-- Exercise data --

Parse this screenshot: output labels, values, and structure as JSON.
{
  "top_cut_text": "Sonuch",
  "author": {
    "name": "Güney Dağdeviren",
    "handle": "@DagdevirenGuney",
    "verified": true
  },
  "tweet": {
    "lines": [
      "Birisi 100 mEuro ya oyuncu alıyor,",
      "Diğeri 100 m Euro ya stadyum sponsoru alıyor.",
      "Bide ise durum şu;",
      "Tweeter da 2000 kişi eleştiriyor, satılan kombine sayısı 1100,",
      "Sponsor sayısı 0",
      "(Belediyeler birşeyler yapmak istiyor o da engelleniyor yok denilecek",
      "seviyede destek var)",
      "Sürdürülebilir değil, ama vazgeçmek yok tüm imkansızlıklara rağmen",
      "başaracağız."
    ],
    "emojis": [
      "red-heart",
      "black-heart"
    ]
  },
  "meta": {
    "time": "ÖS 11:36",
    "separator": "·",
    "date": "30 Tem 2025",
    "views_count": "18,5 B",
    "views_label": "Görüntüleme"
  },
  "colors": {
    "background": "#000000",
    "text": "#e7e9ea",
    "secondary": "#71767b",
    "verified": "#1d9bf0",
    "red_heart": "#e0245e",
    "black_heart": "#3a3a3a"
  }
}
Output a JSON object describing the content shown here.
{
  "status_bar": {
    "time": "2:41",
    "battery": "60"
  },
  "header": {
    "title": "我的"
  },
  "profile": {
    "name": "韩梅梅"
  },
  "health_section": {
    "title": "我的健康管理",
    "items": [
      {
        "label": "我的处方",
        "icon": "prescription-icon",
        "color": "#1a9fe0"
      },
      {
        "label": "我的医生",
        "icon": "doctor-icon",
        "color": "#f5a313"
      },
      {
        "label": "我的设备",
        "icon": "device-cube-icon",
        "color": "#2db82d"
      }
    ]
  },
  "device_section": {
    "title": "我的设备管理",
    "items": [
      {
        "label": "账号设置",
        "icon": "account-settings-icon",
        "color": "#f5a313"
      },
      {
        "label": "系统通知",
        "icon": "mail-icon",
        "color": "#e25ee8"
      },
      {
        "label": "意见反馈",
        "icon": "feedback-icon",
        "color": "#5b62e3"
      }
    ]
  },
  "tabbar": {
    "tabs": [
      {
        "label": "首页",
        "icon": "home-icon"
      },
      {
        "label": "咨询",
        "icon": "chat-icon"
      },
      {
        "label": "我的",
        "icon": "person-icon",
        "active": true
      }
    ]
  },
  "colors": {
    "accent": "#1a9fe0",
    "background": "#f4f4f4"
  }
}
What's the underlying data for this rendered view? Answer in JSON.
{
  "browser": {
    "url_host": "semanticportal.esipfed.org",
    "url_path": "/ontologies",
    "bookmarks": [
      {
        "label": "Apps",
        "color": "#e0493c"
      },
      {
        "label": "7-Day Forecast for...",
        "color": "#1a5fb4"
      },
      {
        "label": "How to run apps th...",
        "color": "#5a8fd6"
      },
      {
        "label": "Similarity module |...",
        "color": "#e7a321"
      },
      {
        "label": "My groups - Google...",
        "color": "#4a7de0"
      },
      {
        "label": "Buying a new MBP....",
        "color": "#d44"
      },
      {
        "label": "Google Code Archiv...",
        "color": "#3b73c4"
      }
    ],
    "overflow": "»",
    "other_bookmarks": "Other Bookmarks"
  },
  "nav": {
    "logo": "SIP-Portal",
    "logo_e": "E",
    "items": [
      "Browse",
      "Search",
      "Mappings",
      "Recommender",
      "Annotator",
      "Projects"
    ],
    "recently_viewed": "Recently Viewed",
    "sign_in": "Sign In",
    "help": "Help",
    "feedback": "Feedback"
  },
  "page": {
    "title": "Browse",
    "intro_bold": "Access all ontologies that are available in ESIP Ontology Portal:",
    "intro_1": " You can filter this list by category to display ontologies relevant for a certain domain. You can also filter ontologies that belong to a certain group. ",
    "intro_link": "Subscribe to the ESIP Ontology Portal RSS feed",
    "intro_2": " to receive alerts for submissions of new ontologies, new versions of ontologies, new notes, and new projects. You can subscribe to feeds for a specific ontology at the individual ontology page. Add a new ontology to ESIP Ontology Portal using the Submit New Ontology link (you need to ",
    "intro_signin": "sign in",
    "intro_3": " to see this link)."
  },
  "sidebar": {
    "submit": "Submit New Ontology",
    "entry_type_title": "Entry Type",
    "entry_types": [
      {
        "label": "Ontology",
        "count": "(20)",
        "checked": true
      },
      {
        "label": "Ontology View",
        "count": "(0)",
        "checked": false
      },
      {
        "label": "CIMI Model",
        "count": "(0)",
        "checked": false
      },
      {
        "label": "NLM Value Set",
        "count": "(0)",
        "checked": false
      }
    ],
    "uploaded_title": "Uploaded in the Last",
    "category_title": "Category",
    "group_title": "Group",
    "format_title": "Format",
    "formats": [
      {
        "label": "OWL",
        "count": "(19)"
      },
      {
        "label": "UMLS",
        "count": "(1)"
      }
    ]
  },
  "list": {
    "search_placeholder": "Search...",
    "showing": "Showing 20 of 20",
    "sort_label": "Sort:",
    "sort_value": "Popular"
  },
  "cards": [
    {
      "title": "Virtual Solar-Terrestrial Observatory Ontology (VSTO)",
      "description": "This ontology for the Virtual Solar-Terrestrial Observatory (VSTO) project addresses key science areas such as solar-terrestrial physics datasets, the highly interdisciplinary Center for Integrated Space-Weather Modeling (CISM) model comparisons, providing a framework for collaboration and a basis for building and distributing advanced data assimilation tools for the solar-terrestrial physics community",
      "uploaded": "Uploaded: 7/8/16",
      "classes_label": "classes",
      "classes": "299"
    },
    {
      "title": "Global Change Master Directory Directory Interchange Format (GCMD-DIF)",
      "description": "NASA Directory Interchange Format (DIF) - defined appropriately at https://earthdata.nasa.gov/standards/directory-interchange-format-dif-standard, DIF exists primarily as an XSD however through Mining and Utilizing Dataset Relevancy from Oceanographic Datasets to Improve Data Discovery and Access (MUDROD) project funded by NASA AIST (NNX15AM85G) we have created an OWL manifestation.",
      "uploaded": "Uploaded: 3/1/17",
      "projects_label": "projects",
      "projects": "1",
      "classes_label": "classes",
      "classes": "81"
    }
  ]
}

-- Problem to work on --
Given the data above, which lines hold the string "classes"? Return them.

-- Output --
      "classes_label": "classes",
      "classes": "299"
      "classes_label": "classes",
      "classes": "81"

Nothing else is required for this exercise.